It said military firepower was hitting the insurgents hard and forced the terrorists to seek refuge in the forests and other ungoverned spaces including the Lake Chad area.
Speaking in an interview with BBC Hausa Service, the Theater Commander, Operation Hadin Kai, Major Gen. Christopher Musa, said the superior firepower of the military was unleashed on the insurgents resulting in the death of many of them.
“Periodically, those, who managed to escape the firepower come out from hiding to operate and rush back to their base for refuge. Nevertheless, we are working with the police and other security forces to fish them out and soon we would do that.
“However, we have, before now, extended an olive branch to them, to the insurgents that any one that surrenders willingly, we would accept and enlist them for rehabilitation and reintegration programmes but that would not be same experience for anyone we caught in the cause of our operations,” he said.

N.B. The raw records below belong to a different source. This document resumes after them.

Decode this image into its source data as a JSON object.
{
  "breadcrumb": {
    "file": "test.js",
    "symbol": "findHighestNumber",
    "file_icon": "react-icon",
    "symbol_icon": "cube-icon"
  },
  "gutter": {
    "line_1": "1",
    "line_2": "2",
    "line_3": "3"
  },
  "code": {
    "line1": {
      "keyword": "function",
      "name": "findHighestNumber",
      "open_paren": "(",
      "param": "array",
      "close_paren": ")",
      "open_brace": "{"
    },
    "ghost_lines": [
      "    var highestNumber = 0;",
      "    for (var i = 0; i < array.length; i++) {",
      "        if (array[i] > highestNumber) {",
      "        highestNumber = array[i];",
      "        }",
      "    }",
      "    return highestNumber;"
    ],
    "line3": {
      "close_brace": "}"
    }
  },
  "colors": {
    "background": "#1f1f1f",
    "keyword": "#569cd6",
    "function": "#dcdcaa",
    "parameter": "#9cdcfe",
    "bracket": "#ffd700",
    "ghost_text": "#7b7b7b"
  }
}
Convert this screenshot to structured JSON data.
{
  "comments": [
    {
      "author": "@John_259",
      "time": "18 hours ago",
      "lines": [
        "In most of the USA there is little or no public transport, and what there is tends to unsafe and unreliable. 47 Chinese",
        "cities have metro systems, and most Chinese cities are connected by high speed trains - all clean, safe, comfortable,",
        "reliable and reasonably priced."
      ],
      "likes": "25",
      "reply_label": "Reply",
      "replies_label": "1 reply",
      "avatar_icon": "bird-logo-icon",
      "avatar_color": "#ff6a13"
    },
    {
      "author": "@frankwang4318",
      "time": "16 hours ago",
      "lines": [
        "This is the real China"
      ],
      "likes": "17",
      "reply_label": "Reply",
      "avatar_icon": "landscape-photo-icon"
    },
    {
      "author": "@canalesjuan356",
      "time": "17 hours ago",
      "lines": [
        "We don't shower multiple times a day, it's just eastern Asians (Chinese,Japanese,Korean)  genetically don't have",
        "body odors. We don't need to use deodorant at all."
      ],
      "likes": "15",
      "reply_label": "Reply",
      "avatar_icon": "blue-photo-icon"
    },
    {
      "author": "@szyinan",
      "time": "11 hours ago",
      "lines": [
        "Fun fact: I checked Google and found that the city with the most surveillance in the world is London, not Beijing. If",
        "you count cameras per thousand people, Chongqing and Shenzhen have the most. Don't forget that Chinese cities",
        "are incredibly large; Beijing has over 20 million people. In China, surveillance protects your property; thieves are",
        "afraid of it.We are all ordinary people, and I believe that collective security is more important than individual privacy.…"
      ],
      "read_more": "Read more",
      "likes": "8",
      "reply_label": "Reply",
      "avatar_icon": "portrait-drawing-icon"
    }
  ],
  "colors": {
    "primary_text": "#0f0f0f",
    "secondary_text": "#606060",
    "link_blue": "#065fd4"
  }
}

He affirmed that the heat of the firepower which led to death of thousands of the terrorists contributed to the increase in the return of abducted Chibok girls and other women and children held in captivity by Boko Haram.
“This year alone, we have rescued nine of the remaining Chibok girls who were abducted on April 14, 2014. What helped us was that in addition to the sustained firepower unleashed on the Boko Haram fighters the rain has also played a significant role so far. It made their place of abode uncomfortable.
“Before now, responses are always slowed down during the rainy season. But we refused to slow down this time. We have invaded their camps and killed as many as we could and that opened the window of opportunity for the women to escape because these women, originally, were not meant to be there, as they were forcefully abducted from their homes and schools and taken to the camps to serve the insurgents,” he said.